Spring is in full force where I live. I look out the window and the forsythia blooms bounce in the breeze like captured sunlight. The magnolia is opening up to the world as if it's sipping the air. The green shoots of crocus, hyacinth, and daffodils are everywhere.
I spent most of my adult life (to date) in New England, where spring was precarious. We never knew when a frost might rush in and doom the new growth, all the while knowing that summer would land on us before we were ready to give up the tender colors of the world reborn. In my current hometown, spring is a long, drawn-out affair, sultry and unmistakable. I love it. For the first time in my life, I really get spring.
In light of all the lovely life surrounding me, I wanted to offer you three ways you can nourish your own, artistic spring, three ways you can grow into a better storyteller.
- Regardless of where you are in your artistic journey, remember that growth takes time. You plant a seed and then you have to wait. If you dig it up to check on it, you'll disrupt that vital, dark, embryonic time that all art needs to bloom.
- Once you have a sprout of an idea for a new story, a new way of working, or a new path, you nourish it, give it enough water, protect it from harsh environments and make sure it has adequate sunlight. Pulling on it won't help it grow any faster. Giving it the right kinds of support will.
- Once that story has bloomed, it may need pruning to make it the best it can be. Don't let your ego or attachment to a given phrase stop you from crafting the best story possible. Keep asking yourself why you love the story, how does it serve the audience, is it crafted to serve both your needs and those of the listener, and so on.

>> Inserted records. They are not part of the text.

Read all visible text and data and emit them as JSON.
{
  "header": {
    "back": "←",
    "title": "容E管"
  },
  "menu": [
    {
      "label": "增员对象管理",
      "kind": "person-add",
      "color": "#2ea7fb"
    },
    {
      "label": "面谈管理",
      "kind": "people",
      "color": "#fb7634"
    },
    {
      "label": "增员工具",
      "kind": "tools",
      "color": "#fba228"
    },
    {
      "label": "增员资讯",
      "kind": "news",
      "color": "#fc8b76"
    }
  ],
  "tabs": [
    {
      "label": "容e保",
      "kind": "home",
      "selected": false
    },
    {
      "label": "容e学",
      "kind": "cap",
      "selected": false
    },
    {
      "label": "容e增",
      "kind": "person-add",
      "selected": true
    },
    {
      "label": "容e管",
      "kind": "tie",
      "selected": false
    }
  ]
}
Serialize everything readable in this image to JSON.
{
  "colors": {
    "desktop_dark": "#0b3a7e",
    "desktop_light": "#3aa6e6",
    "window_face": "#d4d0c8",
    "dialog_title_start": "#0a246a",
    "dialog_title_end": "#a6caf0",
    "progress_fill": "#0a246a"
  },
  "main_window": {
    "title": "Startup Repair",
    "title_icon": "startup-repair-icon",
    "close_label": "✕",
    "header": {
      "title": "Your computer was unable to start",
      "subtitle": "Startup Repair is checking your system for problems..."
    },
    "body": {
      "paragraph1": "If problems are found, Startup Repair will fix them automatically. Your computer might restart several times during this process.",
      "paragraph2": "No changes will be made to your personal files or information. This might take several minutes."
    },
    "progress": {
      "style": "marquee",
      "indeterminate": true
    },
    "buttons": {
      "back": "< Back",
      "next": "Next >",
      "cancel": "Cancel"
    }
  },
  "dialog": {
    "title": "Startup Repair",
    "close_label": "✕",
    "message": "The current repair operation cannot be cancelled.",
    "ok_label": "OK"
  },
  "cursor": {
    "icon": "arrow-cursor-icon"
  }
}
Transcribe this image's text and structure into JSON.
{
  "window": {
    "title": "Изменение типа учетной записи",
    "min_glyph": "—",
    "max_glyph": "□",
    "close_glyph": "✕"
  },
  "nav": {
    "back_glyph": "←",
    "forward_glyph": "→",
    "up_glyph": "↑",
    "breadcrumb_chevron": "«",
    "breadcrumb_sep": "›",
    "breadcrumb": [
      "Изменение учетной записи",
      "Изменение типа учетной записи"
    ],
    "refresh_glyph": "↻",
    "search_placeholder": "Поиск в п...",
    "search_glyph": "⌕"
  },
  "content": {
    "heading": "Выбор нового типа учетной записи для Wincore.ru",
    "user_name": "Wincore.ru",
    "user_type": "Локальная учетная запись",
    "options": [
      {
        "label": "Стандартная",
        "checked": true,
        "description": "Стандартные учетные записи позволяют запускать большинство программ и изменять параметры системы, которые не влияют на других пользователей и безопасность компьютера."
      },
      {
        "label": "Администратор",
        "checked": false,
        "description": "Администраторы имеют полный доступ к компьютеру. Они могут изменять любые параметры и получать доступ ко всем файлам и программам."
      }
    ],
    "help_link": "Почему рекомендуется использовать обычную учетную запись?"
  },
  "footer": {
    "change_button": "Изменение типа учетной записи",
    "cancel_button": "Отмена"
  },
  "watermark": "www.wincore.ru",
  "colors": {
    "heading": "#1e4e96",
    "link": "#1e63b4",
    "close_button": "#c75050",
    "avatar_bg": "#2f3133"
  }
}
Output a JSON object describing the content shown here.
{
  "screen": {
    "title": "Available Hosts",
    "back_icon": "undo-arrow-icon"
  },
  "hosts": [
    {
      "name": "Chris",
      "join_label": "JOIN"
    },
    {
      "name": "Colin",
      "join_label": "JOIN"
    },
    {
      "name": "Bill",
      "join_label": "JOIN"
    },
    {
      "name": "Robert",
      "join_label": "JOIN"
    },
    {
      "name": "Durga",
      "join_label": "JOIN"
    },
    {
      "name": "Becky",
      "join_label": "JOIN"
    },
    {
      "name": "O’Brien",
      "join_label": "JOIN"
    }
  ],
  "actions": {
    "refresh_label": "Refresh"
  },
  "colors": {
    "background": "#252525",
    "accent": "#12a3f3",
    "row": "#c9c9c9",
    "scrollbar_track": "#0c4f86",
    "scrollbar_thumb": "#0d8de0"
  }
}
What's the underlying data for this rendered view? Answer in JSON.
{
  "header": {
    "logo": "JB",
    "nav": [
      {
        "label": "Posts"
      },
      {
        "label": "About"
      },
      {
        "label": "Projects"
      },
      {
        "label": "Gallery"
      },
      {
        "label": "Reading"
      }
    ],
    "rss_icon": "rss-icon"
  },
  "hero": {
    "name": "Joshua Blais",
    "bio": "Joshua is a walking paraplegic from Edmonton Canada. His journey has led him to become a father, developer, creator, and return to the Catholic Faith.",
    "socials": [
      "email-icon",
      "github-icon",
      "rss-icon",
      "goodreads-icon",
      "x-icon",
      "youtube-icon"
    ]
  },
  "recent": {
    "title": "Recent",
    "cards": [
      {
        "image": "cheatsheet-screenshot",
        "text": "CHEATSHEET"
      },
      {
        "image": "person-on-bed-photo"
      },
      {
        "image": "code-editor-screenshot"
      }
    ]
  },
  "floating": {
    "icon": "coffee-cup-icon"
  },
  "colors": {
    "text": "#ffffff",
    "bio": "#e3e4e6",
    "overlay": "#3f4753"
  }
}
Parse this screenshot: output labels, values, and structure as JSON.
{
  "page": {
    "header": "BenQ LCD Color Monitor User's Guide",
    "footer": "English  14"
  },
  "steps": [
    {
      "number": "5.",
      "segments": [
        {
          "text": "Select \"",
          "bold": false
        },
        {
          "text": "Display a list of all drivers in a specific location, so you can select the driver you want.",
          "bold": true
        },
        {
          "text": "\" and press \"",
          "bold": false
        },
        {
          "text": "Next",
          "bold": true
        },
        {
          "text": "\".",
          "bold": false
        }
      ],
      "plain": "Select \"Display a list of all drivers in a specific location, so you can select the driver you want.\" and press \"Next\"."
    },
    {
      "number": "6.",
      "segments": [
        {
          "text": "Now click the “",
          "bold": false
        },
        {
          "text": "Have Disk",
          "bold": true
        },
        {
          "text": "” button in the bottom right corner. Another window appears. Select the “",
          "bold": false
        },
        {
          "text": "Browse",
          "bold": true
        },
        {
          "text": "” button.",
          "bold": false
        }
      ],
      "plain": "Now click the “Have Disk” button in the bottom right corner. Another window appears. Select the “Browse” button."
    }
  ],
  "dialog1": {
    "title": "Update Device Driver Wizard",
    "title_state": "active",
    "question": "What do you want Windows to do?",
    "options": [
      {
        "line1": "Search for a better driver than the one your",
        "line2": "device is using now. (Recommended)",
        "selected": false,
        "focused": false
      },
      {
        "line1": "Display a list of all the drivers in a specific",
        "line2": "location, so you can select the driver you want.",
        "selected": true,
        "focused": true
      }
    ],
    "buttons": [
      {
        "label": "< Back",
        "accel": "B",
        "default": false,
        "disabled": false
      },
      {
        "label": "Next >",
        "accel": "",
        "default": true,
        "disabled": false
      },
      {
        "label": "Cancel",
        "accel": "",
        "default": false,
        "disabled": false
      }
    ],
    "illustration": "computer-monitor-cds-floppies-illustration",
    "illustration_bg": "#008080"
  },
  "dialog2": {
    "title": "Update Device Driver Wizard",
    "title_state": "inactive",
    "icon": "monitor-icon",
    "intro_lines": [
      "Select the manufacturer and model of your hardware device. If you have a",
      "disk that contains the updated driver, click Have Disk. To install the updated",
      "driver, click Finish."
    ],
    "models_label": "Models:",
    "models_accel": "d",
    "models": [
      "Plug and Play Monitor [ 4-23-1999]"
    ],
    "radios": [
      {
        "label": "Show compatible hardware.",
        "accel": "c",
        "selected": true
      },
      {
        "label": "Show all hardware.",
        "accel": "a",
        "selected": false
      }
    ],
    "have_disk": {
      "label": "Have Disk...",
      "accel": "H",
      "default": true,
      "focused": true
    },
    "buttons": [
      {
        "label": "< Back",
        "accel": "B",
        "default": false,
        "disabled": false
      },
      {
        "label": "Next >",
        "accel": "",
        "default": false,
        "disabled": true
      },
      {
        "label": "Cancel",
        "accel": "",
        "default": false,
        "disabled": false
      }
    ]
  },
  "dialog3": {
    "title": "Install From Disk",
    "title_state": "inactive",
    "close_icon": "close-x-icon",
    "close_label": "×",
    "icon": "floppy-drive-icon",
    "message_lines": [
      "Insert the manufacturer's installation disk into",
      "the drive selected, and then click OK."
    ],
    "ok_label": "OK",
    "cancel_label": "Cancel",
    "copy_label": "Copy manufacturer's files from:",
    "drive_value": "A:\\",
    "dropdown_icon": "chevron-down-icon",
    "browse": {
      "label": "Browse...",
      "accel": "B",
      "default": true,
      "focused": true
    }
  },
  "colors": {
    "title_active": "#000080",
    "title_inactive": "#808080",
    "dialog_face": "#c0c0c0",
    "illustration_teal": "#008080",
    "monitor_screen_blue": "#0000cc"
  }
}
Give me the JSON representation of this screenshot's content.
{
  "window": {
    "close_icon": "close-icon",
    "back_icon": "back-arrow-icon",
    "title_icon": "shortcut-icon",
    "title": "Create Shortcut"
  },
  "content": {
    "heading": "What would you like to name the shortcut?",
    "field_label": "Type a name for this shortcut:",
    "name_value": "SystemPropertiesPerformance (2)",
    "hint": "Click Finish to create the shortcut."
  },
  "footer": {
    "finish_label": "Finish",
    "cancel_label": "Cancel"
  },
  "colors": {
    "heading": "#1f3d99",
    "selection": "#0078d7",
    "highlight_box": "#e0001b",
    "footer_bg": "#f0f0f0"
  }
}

I hope you spring into new art and new life this year. Please let me know if I can be of any assistance.
(c)2017 Laura S. Packer